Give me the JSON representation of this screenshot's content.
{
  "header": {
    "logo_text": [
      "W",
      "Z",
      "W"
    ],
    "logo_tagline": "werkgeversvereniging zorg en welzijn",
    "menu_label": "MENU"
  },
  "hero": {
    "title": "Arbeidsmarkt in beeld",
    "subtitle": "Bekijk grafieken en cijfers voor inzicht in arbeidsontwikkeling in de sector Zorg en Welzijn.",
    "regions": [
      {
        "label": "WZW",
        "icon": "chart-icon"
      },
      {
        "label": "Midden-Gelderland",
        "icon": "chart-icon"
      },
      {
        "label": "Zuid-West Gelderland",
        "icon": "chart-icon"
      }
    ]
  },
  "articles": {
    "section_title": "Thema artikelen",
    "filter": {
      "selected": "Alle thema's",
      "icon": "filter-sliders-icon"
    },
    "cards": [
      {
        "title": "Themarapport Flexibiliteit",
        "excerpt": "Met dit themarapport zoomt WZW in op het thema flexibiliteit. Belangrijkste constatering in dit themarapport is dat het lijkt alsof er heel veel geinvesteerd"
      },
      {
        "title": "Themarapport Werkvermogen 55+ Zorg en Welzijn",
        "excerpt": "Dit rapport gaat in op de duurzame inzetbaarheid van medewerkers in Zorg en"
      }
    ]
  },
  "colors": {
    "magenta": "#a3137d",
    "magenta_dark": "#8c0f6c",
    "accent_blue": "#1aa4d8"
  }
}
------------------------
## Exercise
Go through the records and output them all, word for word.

## Answer below
Give me the JSON representation of this screenshot's content.
{
  "header": {
    "logo_text": [
      "W",
      "Z",
      "W"
    ],
    "logo_tagline": "werkgeversvereniging zorg en welzijn",
    "menu_label": "MENU"
  },
  "hero": {
    "title": "Arbeidsmarkt in beeld",
    "subtitle": "Bekijk grafieken en cijfers voor inzicht in arbeidsontwikkeling in de sector Zorg en Welzijn.",
    "regions": [
      {
        "label": "WZW",
        "icon": "chart-icon"
      },
      {
        "label": "Midden-Gelderland",
        "icon": "chart-icon"
      },
      {
        "label": "Zuid-West Gelderland",
        "icon": "chart-icon"
      }
    ]
  },
  "articles": {
    "section_title": "Thema artikelen",
    "filter": {
      "selected": "Alle thema's",
      "icon": "filter-sliders-icon"
    },
    "cards": [
      {
        "title": "Themarapport Flexibiliteit",
        "excerpt": "Met dit themarapport zoomt WZW in op het thema flexibiliteit. Belangrijkste constatering in dit themarapport is dat het lijkt alsof er heel veel geinvesteerd"
      },
      {
        "title": "Themarapport Werkvermogen 55+ Zorg en Welzijn",
        "excerpt": "Dit rapport gaat in op de duurzame inzetbaarheid van medewerkers in Zorg en"
      }
    ]
  },
  "colors": {
    "magenta": "#a3137d",
    "magenta_dark": "#8c0f6c",
    "accent_blue": "#1aa4d8"
  }
}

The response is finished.